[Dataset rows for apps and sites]
※ ※ ※
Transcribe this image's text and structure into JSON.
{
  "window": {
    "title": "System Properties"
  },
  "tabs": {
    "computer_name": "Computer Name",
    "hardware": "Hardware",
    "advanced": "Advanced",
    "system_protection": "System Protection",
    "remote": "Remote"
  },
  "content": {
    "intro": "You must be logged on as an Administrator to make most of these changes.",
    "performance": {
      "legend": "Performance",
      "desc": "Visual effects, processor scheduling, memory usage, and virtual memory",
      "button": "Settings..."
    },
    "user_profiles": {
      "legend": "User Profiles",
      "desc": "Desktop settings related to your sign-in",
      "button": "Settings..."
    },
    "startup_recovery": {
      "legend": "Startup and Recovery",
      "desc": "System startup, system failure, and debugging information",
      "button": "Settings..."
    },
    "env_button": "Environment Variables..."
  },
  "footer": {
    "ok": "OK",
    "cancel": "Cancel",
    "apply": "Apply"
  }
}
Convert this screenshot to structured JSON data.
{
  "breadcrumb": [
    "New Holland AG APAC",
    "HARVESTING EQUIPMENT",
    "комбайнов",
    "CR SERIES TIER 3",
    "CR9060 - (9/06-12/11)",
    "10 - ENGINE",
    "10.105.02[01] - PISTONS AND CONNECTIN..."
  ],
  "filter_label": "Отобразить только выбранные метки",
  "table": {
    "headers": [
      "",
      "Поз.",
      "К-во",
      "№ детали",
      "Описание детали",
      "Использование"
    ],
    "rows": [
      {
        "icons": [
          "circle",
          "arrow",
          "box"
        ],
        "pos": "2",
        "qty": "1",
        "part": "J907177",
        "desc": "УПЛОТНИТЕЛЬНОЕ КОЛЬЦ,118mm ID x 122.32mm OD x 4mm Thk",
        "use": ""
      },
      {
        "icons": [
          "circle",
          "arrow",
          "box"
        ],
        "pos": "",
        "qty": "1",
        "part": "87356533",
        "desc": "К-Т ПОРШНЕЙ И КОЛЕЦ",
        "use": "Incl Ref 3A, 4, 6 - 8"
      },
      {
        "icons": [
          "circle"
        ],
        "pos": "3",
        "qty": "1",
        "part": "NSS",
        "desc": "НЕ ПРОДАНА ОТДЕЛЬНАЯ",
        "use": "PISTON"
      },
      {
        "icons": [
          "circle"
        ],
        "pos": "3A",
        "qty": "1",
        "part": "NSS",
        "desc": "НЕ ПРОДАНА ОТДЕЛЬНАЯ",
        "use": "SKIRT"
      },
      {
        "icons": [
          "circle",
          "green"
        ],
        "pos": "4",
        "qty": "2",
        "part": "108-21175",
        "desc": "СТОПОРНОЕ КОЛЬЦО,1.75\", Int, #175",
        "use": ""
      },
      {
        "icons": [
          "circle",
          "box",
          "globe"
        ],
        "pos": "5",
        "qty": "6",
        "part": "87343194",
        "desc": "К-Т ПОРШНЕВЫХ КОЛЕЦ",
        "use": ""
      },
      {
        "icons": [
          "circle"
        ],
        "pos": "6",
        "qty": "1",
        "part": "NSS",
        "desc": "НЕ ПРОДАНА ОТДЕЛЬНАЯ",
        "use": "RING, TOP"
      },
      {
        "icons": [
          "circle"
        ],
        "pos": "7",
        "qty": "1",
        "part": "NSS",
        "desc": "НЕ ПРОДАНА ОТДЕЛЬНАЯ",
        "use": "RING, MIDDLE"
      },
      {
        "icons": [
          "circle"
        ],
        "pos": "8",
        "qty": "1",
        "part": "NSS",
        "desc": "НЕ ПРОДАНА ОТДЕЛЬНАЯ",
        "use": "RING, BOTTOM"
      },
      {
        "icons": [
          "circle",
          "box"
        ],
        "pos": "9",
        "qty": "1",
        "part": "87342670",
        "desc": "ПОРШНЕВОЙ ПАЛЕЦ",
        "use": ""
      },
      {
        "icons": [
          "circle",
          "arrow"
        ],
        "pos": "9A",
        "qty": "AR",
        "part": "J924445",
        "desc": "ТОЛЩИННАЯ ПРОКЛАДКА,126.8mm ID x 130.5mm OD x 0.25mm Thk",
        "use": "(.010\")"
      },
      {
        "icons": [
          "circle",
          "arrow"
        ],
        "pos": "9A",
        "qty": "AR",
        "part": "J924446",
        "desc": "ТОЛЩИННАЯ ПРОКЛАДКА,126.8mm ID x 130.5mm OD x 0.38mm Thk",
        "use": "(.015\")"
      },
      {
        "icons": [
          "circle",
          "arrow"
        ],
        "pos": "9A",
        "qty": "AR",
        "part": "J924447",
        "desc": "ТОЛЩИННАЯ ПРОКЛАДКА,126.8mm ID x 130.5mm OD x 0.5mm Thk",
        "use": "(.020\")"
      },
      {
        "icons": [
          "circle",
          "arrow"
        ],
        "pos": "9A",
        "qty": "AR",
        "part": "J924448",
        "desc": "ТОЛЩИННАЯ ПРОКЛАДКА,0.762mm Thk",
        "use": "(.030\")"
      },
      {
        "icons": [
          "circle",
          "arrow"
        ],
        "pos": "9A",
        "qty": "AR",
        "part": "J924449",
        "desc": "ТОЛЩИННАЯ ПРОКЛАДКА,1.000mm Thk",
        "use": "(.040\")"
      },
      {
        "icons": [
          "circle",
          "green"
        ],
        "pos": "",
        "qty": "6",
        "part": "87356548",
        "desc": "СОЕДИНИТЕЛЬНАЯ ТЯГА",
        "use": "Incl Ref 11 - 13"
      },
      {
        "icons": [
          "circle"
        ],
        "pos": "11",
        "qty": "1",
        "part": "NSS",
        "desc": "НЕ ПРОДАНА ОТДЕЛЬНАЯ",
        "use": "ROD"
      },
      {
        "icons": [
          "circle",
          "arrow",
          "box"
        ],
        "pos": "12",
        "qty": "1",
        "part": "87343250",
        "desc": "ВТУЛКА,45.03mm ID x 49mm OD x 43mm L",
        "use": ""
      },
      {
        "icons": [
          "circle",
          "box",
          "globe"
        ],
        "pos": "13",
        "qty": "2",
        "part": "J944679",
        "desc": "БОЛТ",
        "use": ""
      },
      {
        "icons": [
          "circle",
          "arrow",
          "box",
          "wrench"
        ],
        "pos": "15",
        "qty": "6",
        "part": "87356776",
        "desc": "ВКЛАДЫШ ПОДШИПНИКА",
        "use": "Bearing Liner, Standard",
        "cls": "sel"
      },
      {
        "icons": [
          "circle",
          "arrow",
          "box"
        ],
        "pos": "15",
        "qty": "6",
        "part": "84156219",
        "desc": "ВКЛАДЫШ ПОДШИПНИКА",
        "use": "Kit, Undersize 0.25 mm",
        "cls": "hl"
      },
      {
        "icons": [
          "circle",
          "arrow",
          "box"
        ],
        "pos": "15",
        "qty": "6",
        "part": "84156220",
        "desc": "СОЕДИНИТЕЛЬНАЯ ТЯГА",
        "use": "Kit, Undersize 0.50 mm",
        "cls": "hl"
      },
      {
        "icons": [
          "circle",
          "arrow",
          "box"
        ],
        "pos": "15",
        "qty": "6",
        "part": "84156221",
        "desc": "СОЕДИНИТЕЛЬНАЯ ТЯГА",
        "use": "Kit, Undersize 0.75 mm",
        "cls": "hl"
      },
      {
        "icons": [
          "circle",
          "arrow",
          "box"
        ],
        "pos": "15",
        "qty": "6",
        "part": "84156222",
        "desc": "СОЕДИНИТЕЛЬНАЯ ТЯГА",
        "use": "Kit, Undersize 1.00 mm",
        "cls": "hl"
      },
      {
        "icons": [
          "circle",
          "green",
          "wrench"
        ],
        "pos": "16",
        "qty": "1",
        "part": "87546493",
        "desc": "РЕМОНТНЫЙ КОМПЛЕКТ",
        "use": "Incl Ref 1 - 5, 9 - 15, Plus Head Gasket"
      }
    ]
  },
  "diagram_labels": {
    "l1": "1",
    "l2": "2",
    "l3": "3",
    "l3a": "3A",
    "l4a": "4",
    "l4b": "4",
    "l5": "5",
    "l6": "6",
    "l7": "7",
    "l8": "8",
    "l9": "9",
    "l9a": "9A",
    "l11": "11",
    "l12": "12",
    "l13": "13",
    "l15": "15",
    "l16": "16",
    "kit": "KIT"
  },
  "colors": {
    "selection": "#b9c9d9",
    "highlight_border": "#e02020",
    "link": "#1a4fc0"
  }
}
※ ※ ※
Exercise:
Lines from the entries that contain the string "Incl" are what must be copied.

Expected output:
        "use": "Incl Ref 3A, 4, 6 - 8"
        "use": "Incl Ref 11 - 13"
        "use": "Incl Ref 1 - 5, 9 - 15, Plus Head Gasket"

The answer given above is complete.